Anyway, this “improbable friendship” theme is interesting. It’s between 98 (and a half) year old Ruth, the divorced widow of Moshe Dayan and a deceptively youthful looking Raymonda Tawil, the mother-in-law of Yasser Arafat and mother of the fragrant Suha.
Oddly, that portrait has found its way into the room and it looks as if it’s on the exact same easel as Suha's easel. Not so much a case of the eyes following you round the room, in this case the whole bloody picture follows you halfway round the world. Is it a BBC prop? How bloody ridiculous.
Now, it’s all well and good that Kevin Connolly has this idea to make a film for the BBC about a heartwarming story of friends across the divide, based on a new book. But it’s more than a coincidence that as far as I can tell this tale is seen (sigh) from the anti-Israel perspective. If I’m told that the book is less partisan that Kevin’s film, I’ll be delighted to hear it, but I’m doubtful.
Incidentally, another story about friendship and cooperation between Israelis and Palestinians didn’t catch the BBC’s imagination at all. Kevin Connolly didn’t choose to make a film about it, which seems a shame, as it involves another of the country’s favourite topics, football. I bet a film based on that would generate as much interest - and do more good for the ‘peace process’ than, If I may say so, this indulgent bit of flim-flam.
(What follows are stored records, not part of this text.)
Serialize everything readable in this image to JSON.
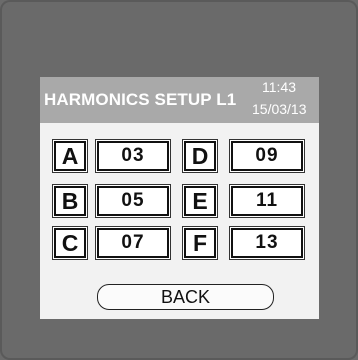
{
  "header": {
    "title": "HARMONICS SETUP L1",
    "time": "11:43",
    "date": "15/03/13"
  },
  "grid": {
    "left": [
      {
        "letter": "A",
        "value": "03"
      },
      {
        "letter": "B",
        "value": "05"
      },
      {
        "letter": "C",
        "value": "07"
      }
    ],
    "right": [
      {
        "letter": "D",
        "value": "09"
      },
      {
        "letter": "E",
        "value": "11"
      },
      {
        "letter": "F",
        "value": "13"
      }
    ]
  },
  "footer": {
    "back_label": "BACK"
  }
}
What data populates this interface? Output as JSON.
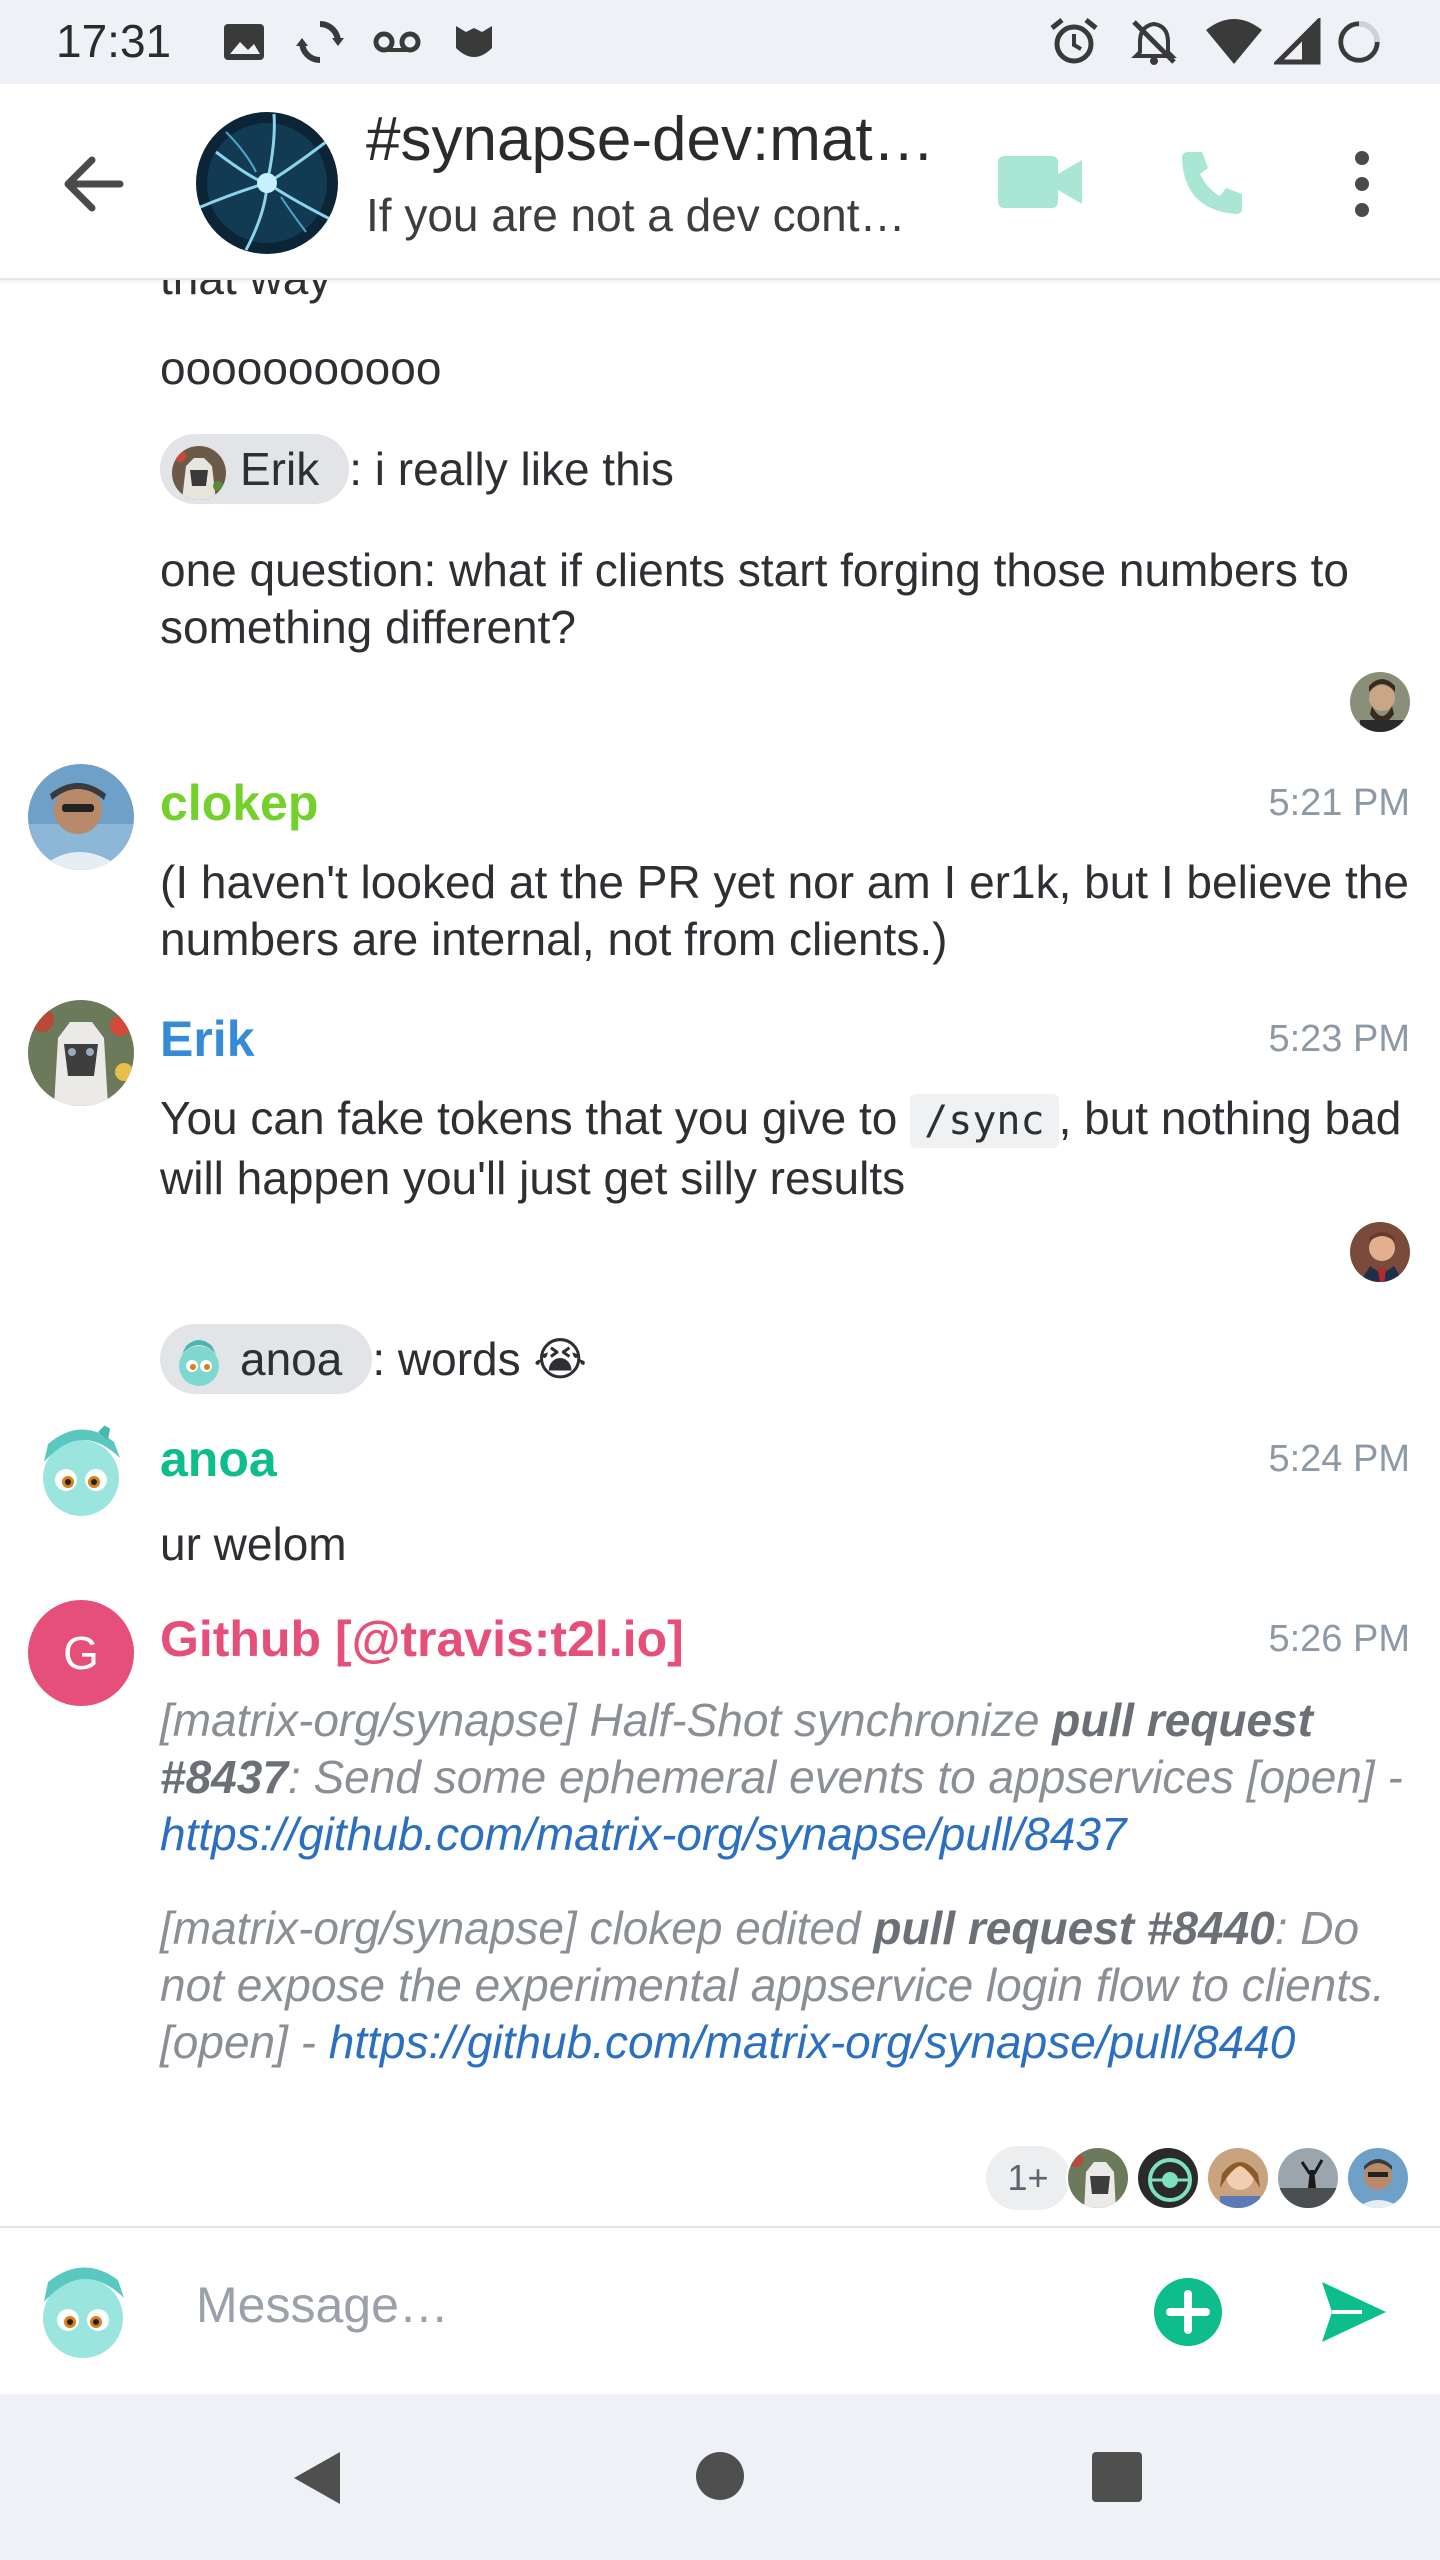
{
  "status_bar": {
    "time": "17:31",
    "icons": [
      "image-icon",
      "sync-icon",
      "voicemail-icon",
      "app-icon",
      "alarm-icon",
      "notifications-off-icon",
      "wifi-icon",
      "signal-icon",
      "battery-icon"
    ]
  },
  "header": {
    "room_name": "#synapse-dev:mat…",
    "topic": "If you are not a dev cont…",
    "buttons": [
      "back-icon",
      "video-call-icon",
      "voice-call-icon",
      "more-icon"
    ]
  },
  "timeline": {
    "cut_off_text": "that way",
    "msg_o": "ooooooooooo",
    "pill_erik": "Erik",
    "msg_like": ": i really like this",
    "msg_question": "one question: what if clients start forging those numbers to something different?",
    "clokep": {
      "name": "clokep",
      "time": "5:21 PM",
      "body": "(I haven't looked at the PR yet nor am I er1k, but I believe the numbers are internal, not from clients.)"
    },
    "erik": {
      "name": "Erik",
      "time": "5:23 PM",
      "body_pre": "You can fake tokens that you give to ",
      "code": "/sync",
      "body_post": ", but nothing bad will happen you'll just get silly results"
    },
    "pill_anoa": "anoa",
    "msg_words": ": words 😭",
    "anoa": {
      "name": "anoa",
      "time": "5:24 PM",
      "body": "ur welom"
    },
    "github": {
      "avatar_letter": "G",
      "name": "Github [@travis:t2l.io]",
      "time": "5:26 PM",
      "n1_pre": "[matrix-org/synapse] Half-Shot synchronize ",
      "n1_bold": "pull request #8437",
      "n1_post": ": Send some ephemeral events to appservices [open] - ",
      "n1_link": "https://github.com/matrix-org/synapse/pull/8437",
      "n2_pre": "[matrix-org/synapse] clokep edited ",
      "n2_bold": "pull request #8440",
      "n2_post": ": Do not expose the experimental appservice login flow to clients. [open] - ",
      "n2_link": "https://github.com/matrix-org/synapse/pull/8440"
    },
    "receipts_more": "1+"
  },
  "composer": {
    "placeholder": "Message…"
  },
  "colors": {
    "accent": "#0dbd8b",
    "clokep": "#74d12c",
    "erik": "#368bd6",
    "anoa": "#0dbd8b",
    "github": "#e64f7a"
  }
}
Ruth Dayan is indeed a sweet old lady, and no doubt she had a tough time being married to a man she said she should have divorced “ten years ago’” (I assume she meant ten years before she did divorce him) “for political reasons”. Kevin Connolly was keen to tease that out.
Moshe Dayan may have been a difficult man. He may have been a terrible husband. But let’s not forget that if it weren’t for Moshe Dayan and his brave brothers-in-arms, Israel would have been overrun by the enemies that surrounded it then (and still do) and Mrs Ruth Dayan may not have lived till 98 and a half to enjoy a friendship with Raymonda, the mother-in-law of that corrupt old rogue Yasser Arafat.
I had a little look, just to be sure. Just to make sure that Anthony David is as impartial as Kevin Connolly and the BBC would have us believe.
I went to Google, as you do, and saw that prof. Anthony David collaborated with Palestinian activist Sari Nusseibeh to produce an earlier, autobiographical book “Once Upon A Country”
“Once upon a country “ by Sari Nusseibeh with Anthony David.
“This is a rare book, one written by a partisan in the struggle over Palestine who nevertheless recognizes — and bravely records — the moral and political failures of his own people. This is not to say that Nusseibeh is a Zionist. For one thing, Zionists aren’t in the habit of quoting — approvingly — Noam Chomsky, and Nusseibeh catalogs, sometimes at unwarranted length and in exaggerated form, the sins of Israel, particularly the sins of occupation and settlement. And the narrative he presents in this book is undeniably the one devised by Arab, and pro-Arab, historians. There is no doubt that the 1948 war, which erupted upon the establishment of the state of Israel, did not end the way his family hoped it would, and Nusseibeh unpersuasively argues that the Jews were the Goliath in the fight, rather than the David. “
The new book "An Improbable Friendship" hasn’t been reviewed yet, and who knows, it might be full of surprises. But Kevin Connolly’s film tells a decidedly partisan tale, demonising Moshe Dayan, over sentimentalising or infantilising his ex-wife Ruth just because she’s an old, old lady, omitting the context and background of the six-day war, giving undue respect to the Arafat family.
On the BBC World Service the continuity announcer thought it was sweet that she insisted on including the 'and a half' in that 98 years old, just like children do. Somehow, that says a lot.